ILLUSTRATION BY GIANCARLO MONTES SANTANGELO
Vivek Shraya (she/her) is a chameleonic artist who has produced award-nominated albums like 2019’s Part-Time Woman, best-selling books like 2018’s I’m Afraid of Men, and a publishing imprint of her own, VS Books. In I’m Afraid of Men, Shraya shares her record of the traumas that homophobia, misogyny, and transphobia inflict. Her talent for pulling off whatever genre best frames her creative vision has long been nurtured by regular trips to the library. “Being an introvert,” Shraya recalled, “I wasn’t drawn to the so-called cool places in the mall, but I loved the Edmonton Public Library (which was also in malls!) because it was a quiet place full of adventure and discovery, where I could access dozens of books filled with knock-knock jokes, origami instructions, and detective stories. That library was a portal — I could go anywhere, try anything, be anyone — and for free, which was especially useful being from an immigrant household.”
The multidisciplinary artist’s commitment to community shines through when asked what changes she’d like to see by next year’s Pride. Highlighting values like respect and generosity, Shraya revealed, “I would love to see our communities address lateral violence more head-on. How do we find ways to be kinder to each other and if we need to hold each other accountable, how do we do this with respect and generosity?” This sense of responsibility is nourished by the wisdom that to care for the self is to care for others. , “A self-care practice that I’m deeply invested in,” Shraya shared, “is my friendships (and doing what I can not to just center romantic intimacy). Ultimately I have found that one of the only ways to care for myself is to care for others, which in turn, allows me to be cared for by others.”
For Shraya, Pride is best when it relieves the alienation that can attend growing up bearing an intersectional identity. Recounting a favorite memory, Shraya explained, “The first time I went to Pride in Toronto — it was also the first time I saw other brown queers. For so long, I had felt like I was an alien/the only one and it was so surprising and a relief to find out that I wasn’t!” Nurturing the possibility of connection is vital to Shraya. Asked what lesson she did not expect to learn from love, the artist said, “I used to think that you either have chemistry with someone or you don’t but one of the things that has surprised me about love is that it can grow! This is a hard thing to remember in a culture that is invested in immediate connections. So much can happen when you are willing to invest time in the possibility of creating intimacy instead of rushing it or expecting it.”

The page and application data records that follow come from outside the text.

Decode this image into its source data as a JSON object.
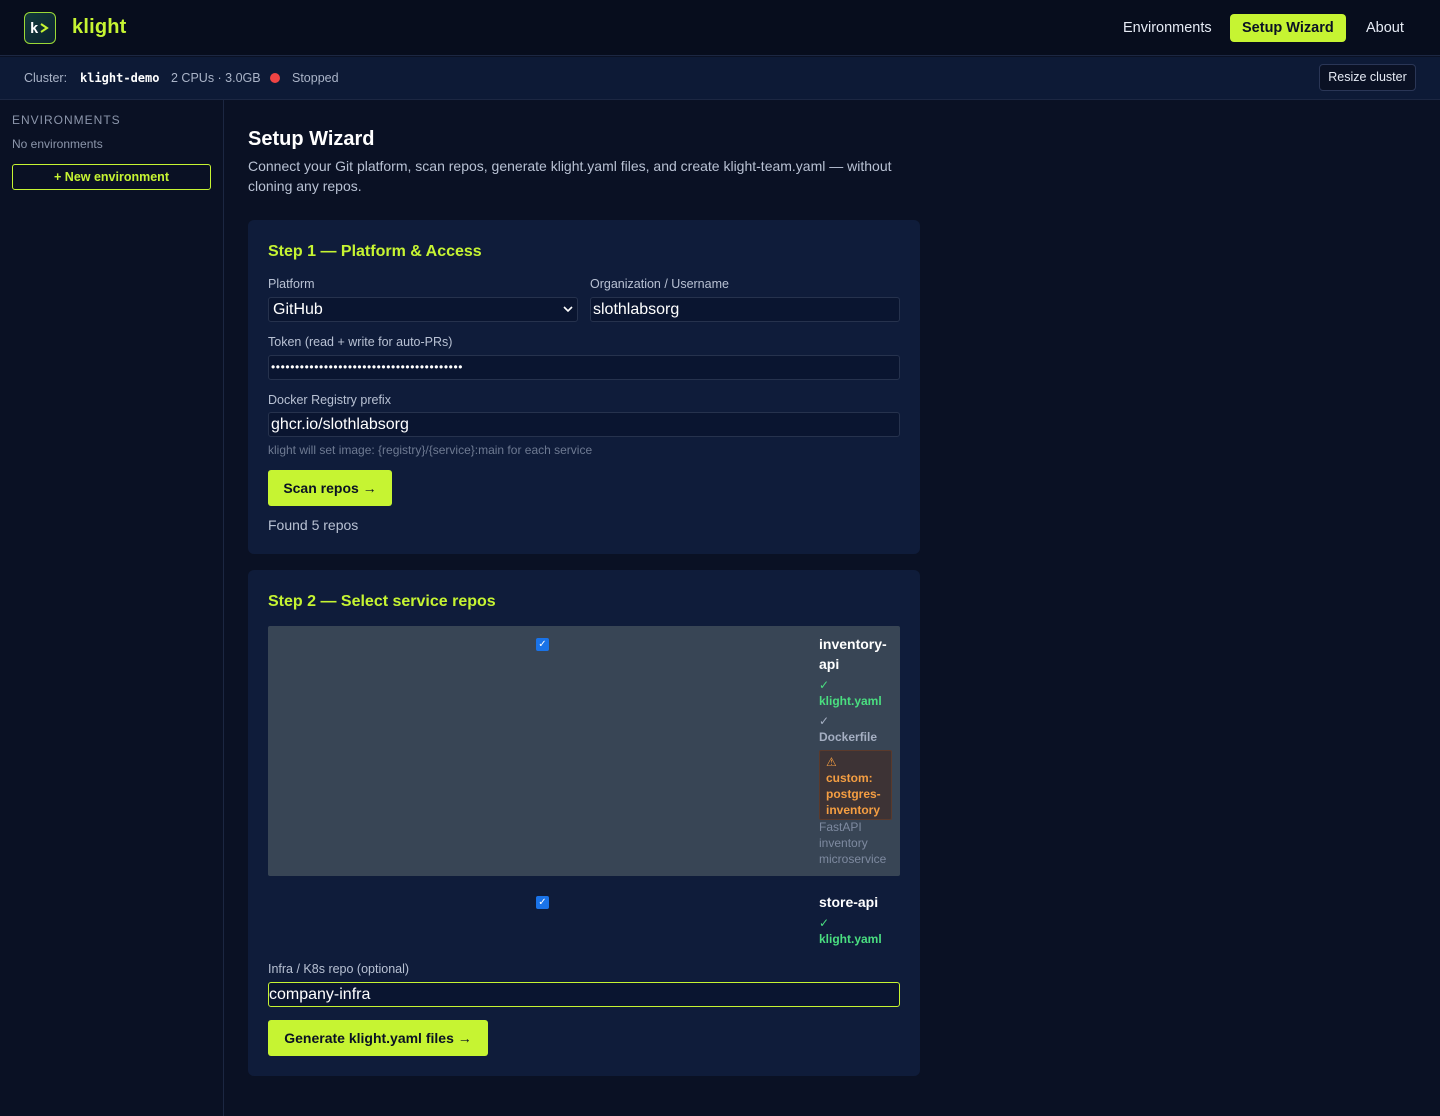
{
  "app": {
    "name": "klight",
    "logo_glyph": "k>"
  },
  "nav": {
    "environments": "Environments",
    "setup_wizard": "Setup Wizard",
    "about": "About"
  },
  "cluster": {
    "label": "Cluster:",
    "name": "klight-demo",
    "resources": "2 CPUs · 3.0GB",
    "status": "Stopped",
    "status_color": "#ef4444",
    "resize_label": "Resize cluster"
  },
  "sidebar": {
    "heading": "ENVIRONMENTS",
    "empty_text": "No environments",
    "new_button": "+ New environment"
  },
  "page": {
    "title": "Setup Wizard",
    "description": "Connect your Git platform, scan repos, generate klight.yaml files, and create klight-team.yaml — without cloning any repos."
  },
  "step1": {
    "title": "Step 1 — Platform & Access",
    "platform_label": "Platform",
    "platform_value": "GitHub",
    "org_label": "Organization / Username",
    "org_value": "slothlabsorg",
    "token_label": "Token (read + write for auto-PRs)",
    "token_value": "••••••••••••••••••••••••••••••••••••••••",
    "registry_label": "Docker Registry prefix",
    "registry_value": "ghcr.io/slothlabsorg",
    "registry_hint": "klight will set image: {registry}/{service}:main for each service",
    "scan_button": "Scan repos →",
    "found_text": "Found 5 repos"
  },
  "step2": {
    "title": "Step 2 — Select service repos",
    "repos": [
      {
        "name_line1": "inventory-",
        "name_line2": "api",
        "checked": true,
        "klight_check": "✓",
        "klight_label": "klight.yaml",
        "docker_check": "✓",
        "docker_label": "Dockerfile",
        "warn_icon": "⚠",
        "warn_lines": [
          "custom:",
          "postgres-",
          "inventory"
        ],
        "desc_lines": [
          "FastAPI",
          "inventory",
          "microservice"
        ]
      },
      {
        "name": "store-api",
        "checked": true,
        "klight_check": "✓",
        "klight_label": "klight.yaml"
      }
    ],
    "infra_label": "Infra / K8s repo (optional)",
    "infra_value": "company-infra",
    "generate_button": "Generate klight.yaml files →"
  },
  "colors": {
    "accent": "#c6f432",
    "success": "#4ade80",
    "warning": "#f59e42",
    "bg": "#0a1124",
    "card": "#0f1c3a"
  }
}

A printed version of this story will appear in GAYLETTER issue 16. Pick up Vivek’s book, ‘I’m afraid of Men’ at The Aesop Queer library at the Williamsburg Store in NYC, The Silver Lake store in L.A. and the Queen Street West store in Toronto from June 20th-26th.